There is one exception, however. Some garments may say that they are hand wash only – but who has time for that? Not busy mums! Some good quality washing machines, such as the Siemens iQ800 , offer a hand wash setting that treats clothes just as gently as your own hands, without the extra effort. With the Siemens model, a VarioSoft drum softly tosses the clothes rather than vigorously spinning them.

Do if you’ve got a garment that says it should be hand-washed, but you just don’t have the time or the energy to stand over the basin for the next 30 minutes, you can trust the hand wash setting on your washing machine.

The Drying Care Label

Washing instruction symbols also include advice on how to dry your clothes, and it’s recommended you follow this advice – it’s quite valuable. If a label says: “Line dry only”, it’s because the clothing manufacturer wants you to wait longer for dry clothes – to make sure your clothes stay intact! Synthetic fabrics, for example, can begin to melt in the high temperature of the tumble dryer, and wool can start to shrink.

Similarly, there are times when a label may recommend tumble drying over line drying. It might seem odd, but some very thick or very large items such as duvet covers can take an eternity to dry naturally. They can even begin to smell musty and act as a breeding ground for mould and bacteria if they’re not dried quickly – unpleasant!

Ironing & Bleaching

Would you step out of the house in a blouse that hasn’t been ironed? Perhaps not, but some fabrics shouldn’t be ironed, and the wash care symbols on your clothing will indicate whether this is the case. Suede, lycra and fleece are some examples of fabrics that should be kept far away from an iron: they can start to melt, even when ironing on a very low temperature.

But don’t worry; you don’t need to go to the shops looking like you’ve just been dragged through a hedge. The next time you take a bath or shower, hang the clothes up in the bathroom – the steam should relax the fabric and the wrinkles should just fall out.

As for bleaching, bleach not only weakens the fibres of some fabrics, but it can also turn some white clothing yellow. You’ll usually find that any garment made from animal fibres (such as leather or wool) can’t be bleached, whereas many plant fibres can. However, if you’ve got a tough stain, you often don’t really need to use bleach at all.

A good stain removal detergent is enough to practically remove any kind of stain, including grass, ink, and tomato sauce! Be sure to check out our tips on ironing to help make laundry time easier for you!

Use Your Initiative

Wash care symbols are there for a reason – they’re there to make sure your clothing look better for longer – but it’s important to use your initiative at the same time. If in doubt, a gentle, cool wash of around 30 degrees celsius should get most types of clothing clean without damage, but you’ll see much better results if you follow the advice on your labels.

Washing Symbols and Our Matic Moms

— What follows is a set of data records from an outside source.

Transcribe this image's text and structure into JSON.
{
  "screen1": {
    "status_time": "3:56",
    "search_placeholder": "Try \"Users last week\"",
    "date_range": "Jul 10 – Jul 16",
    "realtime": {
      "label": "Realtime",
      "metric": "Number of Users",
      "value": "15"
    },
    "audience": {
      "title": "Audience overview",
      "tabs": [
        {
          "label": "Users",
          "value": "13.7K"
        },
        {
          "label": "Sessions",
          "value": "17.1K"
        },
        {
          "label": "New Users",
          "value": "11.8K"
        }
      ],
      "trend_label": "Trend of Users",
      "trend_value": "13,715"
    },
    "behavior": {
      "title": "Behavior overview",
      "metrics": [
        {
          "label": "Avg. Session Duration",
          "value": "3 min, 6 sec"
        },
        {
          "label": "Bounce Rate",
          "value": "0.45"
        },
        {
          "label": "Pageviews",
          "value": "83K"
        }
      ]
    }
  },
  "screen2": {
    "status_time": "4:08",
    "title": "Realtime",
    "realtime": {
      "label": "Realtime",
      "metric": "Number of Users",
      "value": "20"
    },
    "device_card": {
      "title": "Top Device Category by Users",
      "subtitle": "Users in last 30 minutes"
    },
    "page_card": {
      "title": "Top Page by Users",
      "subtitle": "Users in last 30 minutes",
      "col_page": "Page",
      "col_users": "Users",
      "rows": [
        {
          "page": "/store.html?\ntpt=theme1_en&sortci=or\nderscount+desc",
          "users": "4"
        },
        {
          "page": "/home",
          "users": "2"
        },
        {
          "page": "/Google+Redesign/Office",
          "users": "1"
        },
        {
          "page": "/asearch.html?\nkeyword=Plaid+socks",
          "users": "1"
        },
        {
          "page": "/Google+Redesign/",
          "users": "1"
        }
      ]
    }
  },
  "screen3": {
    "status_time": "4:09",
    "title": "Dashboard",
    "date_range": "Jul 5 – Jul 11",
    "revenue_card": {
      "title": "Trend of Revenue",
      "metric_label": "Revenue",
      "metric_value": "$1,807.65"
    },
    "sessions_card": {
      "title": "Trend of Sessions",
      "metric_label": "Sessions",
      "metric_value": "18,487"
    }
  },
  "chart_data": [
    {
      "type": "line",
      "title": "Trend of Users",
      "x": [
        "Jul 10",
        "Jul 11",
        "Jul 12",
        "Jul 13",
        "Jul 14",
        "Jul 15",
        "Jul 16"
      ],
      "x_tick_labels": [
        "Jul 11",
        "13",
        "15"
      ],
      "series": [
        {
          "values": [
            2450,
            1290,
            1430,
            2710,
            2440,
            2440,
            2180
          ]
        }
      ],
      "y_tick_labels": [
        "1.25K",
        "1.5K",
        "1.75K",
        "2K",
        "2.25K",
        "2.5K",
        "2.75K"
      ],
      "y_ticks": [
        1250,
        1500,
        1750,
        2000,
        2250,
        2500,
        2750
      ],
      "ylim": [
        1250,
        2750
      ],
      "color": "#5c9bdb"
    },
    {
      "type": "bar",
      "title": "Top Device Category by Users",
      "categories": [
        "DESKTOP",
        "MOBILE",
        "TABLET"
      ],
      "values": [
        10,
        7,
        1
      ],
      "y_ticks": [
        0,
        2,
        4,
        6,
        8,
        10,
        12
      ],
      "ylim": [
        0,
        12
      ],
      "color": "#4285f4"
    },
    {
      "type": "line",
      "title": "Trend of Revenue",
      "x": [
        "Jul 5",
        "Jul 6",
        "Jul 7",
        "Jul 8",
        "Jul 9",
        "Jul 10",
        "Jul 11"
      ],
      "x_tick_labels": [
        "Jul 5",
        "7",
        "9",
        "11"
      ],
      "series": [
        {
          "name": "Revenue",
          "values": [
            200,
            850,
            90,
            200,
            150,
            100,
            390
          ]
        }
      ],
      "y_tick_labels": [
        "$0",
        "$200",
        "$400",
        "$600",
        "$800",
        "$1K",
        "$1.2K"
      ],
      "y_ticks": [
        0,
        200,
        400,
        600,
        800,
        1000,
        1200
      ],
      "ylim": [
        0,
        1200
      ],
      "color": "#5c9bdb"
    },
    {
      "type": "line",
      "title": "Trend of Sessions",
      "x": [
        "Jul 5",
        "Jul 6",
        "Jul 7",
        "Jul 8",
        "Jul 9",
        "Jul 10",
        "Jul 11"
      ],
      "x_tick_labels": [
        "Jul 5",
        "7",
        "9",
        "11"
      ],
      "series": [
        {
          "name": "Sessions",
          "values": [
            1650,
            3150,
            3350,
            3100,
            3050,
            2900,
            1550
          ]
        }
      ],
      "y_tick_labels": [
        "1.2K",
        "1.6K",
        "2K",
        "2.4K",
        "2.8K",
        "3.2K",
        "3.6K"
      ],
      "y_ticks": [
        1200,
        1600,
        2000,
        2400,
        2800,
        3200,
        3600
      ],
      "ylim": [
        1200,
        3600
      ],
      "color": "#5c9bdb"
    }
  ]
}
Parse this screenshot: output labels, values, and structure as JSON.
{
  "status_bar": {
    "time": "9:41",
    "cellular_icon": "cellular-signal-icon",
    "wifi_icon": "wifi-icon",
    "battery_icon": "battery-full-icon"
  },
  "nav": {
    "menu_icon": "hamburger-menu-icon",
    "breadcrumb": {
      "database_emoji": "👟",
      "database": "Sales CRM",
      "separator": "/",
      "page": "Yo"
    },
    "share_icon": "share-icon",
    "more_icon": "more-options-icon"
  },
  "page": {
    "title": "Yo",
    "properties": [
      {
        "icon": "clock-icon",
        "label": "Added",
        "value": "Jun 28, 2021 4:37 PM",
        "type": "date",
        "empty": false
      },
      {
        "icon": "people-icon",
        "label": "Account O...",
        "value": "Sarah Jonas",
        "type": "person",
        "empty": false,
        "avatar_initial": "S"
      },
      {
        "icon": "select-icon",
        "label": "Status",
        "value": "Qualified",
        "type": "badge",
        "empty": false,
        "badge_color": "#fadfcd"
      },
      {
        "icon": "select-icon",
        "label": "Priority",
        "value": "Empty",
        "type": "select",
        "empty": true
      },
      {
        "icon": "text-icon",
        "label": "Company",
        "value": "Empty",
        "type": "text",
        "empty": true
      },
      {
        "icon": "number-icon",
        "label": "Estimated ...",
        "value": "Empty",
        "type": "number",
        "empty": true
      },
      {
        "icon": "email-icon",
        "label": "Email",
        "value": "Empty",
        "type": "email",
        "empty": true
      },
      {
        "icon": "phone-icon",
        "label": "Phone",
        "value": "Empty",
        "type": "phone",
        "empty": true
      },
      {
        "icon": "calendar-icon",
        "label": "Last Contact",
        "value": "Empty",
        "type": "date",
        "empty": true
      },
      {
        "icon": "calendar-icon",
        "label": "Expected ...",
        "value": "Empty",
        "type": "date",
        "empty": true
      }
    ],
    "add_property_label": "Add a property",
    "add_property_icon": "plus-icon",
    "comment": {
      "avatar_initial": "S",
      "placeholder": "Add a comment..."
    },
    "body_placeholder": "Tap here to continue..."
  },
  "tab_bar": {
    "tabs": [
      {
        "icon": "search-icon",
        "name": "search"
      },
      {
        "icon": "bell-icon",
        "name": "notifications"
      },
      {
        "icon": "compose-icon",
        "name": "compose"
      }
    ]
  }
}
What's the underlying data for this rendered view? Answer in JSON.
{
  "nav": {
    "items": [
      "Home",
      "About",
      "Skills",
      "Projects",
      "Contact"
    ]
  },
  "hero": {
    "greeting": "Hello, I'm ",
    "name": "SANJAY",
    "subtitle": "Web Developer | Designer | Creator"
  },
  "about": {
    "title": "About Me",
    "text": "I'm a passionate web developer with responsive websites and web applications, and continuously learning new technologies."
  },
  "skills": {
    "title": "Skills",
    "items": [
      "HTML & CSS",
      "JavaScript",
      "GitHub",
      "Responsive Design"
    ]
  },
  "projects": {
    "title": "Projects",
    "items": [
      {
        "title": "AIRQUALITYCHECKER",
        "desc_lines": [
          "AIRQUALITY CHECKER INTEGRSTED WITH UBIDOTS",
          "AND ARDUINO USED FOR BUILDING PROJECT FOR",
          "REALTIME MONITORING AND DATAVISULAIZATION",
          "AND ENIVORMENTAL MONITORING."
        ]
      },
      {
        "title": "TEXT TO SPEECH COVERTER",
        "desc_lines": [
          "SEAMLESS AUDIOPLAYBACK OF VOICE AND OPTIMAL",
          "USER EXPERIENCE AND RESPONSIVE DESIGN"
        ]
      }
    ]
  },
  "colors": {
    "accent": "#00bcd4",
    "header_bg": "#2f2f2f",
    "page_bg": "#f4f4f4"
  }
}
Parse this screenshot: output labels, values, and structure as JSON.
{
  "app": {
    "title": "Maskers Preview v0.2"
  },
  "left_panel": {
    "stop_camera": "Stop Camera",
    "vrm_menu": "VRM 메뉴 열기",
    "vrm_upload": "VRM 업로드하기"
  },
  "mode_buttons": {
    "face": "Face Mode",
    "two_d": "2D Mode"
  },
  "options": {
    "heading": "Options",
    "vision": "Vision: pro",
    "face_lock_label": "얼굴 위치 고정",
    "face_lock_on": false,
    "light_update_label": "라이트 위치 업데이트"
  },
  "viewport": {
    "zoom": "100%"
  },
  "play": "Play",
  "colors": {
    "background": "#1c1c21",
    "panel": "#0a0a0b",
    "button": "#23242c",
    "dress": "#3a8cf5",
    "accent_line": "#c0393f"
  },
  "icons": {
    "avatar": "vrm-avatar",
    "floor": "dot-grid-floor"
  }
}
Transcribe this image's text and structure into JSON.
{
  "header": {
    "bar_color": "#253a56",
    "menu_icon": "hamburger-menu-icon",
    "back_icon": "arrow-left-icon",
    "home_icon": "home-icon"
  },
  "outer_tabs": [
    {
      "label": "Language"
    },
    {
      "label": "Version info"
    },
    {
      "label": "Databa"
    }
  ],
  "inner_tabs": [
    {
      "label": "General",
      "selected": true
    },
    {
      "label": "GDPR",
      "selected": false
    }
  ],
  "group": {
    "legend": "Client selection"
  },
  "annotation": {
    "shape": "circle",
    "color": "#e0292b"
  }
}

Our panel of Matic Moms knows how important it is to look out for the washing symbols on their clothes when they do the laundry! Here are some of their top tips about washing symbols:

“Always follow the care symbols it will help your clothing look better for longer.”

“Segregate white clothes and coloured clothes while doing laundry.”

“It is better to follow wash care symbol to protect our expensive clothes.”

“Symbols are not just fancy ways of drawing, but are a message in the shortest way possible.”

“Clothes with heavy work should be given to dry cleaning rather than machine cleaning.”

“Always use the advice of wash care symbols before washing them for the first time.”

“I always wash light clothes and dark clothes separate. Also follow separate speed for delicate clothes. And for tough clothes like jeans and bedsheets I use warm water.”

“Wash clothes according to their symbolic instruction for better wash and clothes care.”

“I always check for labels. I have clothes sorting baskets: whites, coloured, dark, and heavy duty. When I accumulate enough for a load, I wash them separately.”

Do you always check the wash care symbols before cleaning your clothes for the first time? Do you have any laundry rules of your own? Share your thoughts in the comment box below!